The world's most popular online learner's dictionary now has audio.
Millions of users of Cambridge Dictionaries Online, the world's most popular online learner's dictionary site, now have access to over 40,000 audio pronunciations.
Cambridge University Press has launched the audio offering to help the vast number of English learners who use the dictionaries to conquer the sometimes tricky territory of English pronunciation. Access to thousands of pronunciations in both British and American English is now just a click away via a special icon.
With more than 2 million unique visitors every month, Cambridge Dictionaries Online (CDO) is not only the most visited learner's dictionary site, it is one of the most comprehensive and trusted dictionary sites in the world, providing easy-to-understand definitions and example sentences based on real English.
The audio feature is not the only new offering from CDO: as well as being able to hear the words they are trying to learn, English students can now bring up words accompanied by a thesaurus-style range of related terms.
This 'topic information', which has been added to most of the dictionary entries, is based on Cambridge's unique SMART Thesaurus. With more than 1,000 topics on offer, this new feature represents a tool that is unique in English language learning materials.
The Cambridge Dictionaries Online site also offers a facility to customise other websites with help options including a free dictionary search box and free double-click dictionary search. There are also options for schools, businesses and other institutions to customise the CDO dictionary look-up tools on their own websites with their organisation's branding.
The new features have been created after more than 20,000 Cambridge dictionary users worldwide responded to a survey about how they would like to see the dictionaries to develop.
Paul Heacock, Cambridge's Publishing Manager for ELT Dictionaries said customer direction-setting was vital and that the new features would keep coming:
"We are always looking for ways to make the dictionaries better than ever for our loyal users around the world but we don't operate in isolation: we always match developments to what our customers are telling us they want.

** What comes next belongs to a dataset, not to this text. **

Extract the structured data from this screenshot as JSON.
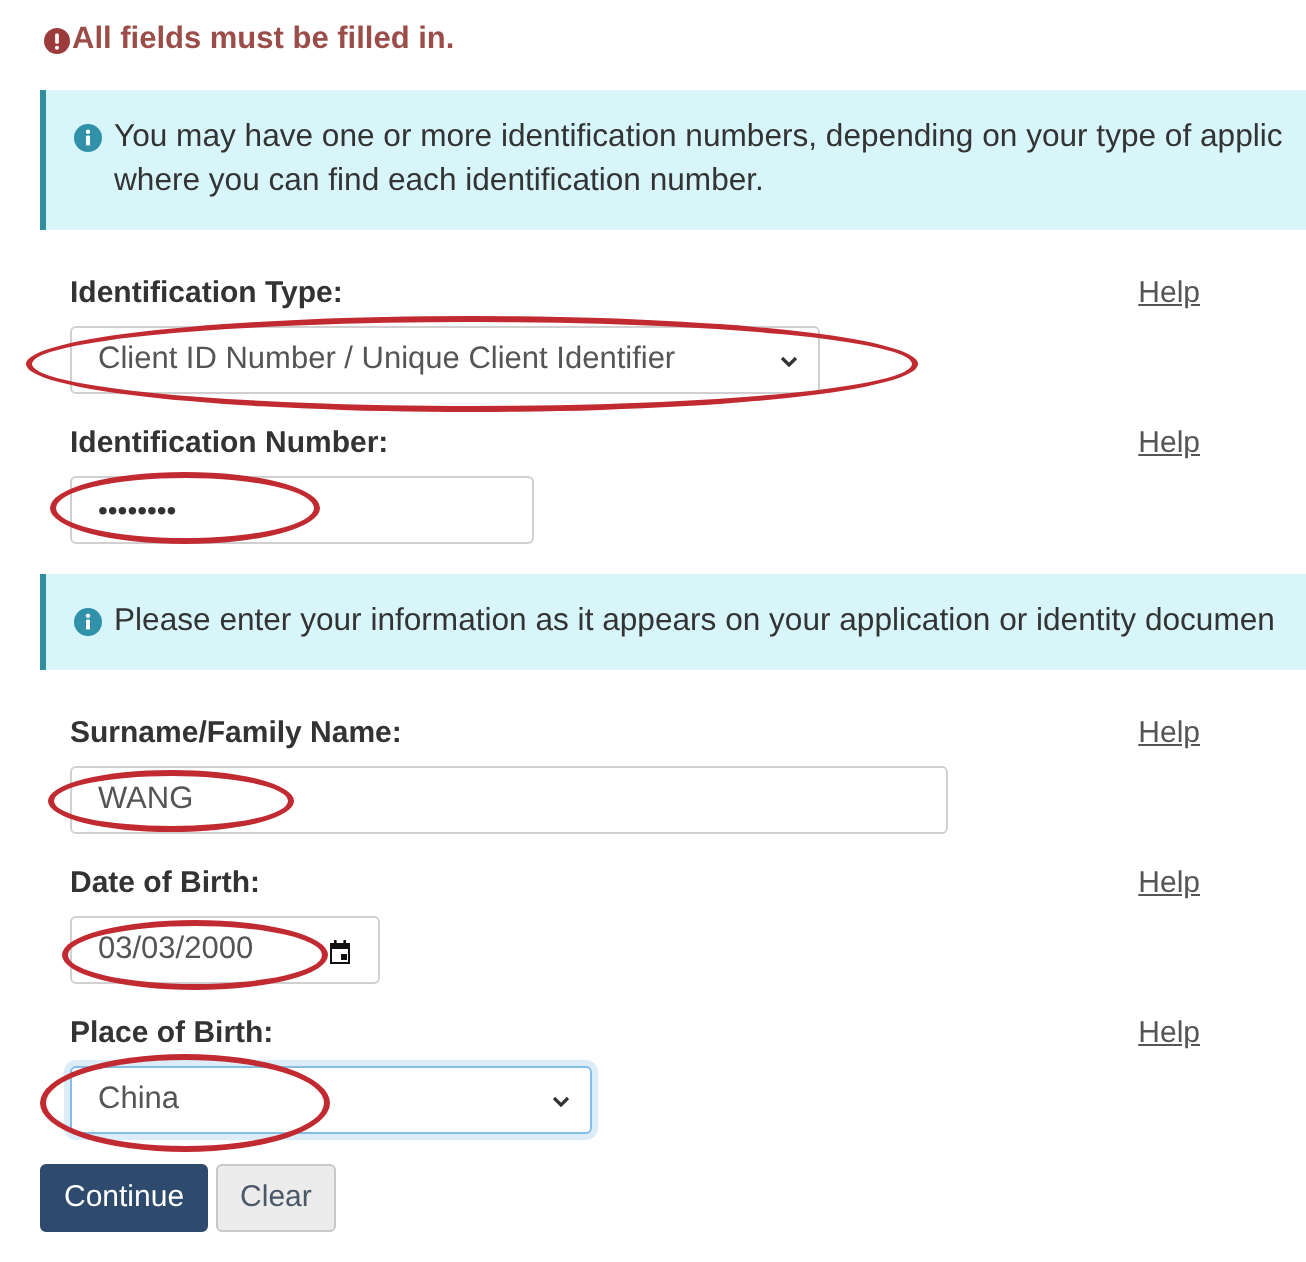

"We were delighted at the response to our recent survey and we hope our dictionary users will get in touch again and tell us what they think of the new features. Also – look out for more changes in the months ahead."
To listen to the audio samples, go to http://dictionary.cambridge.org/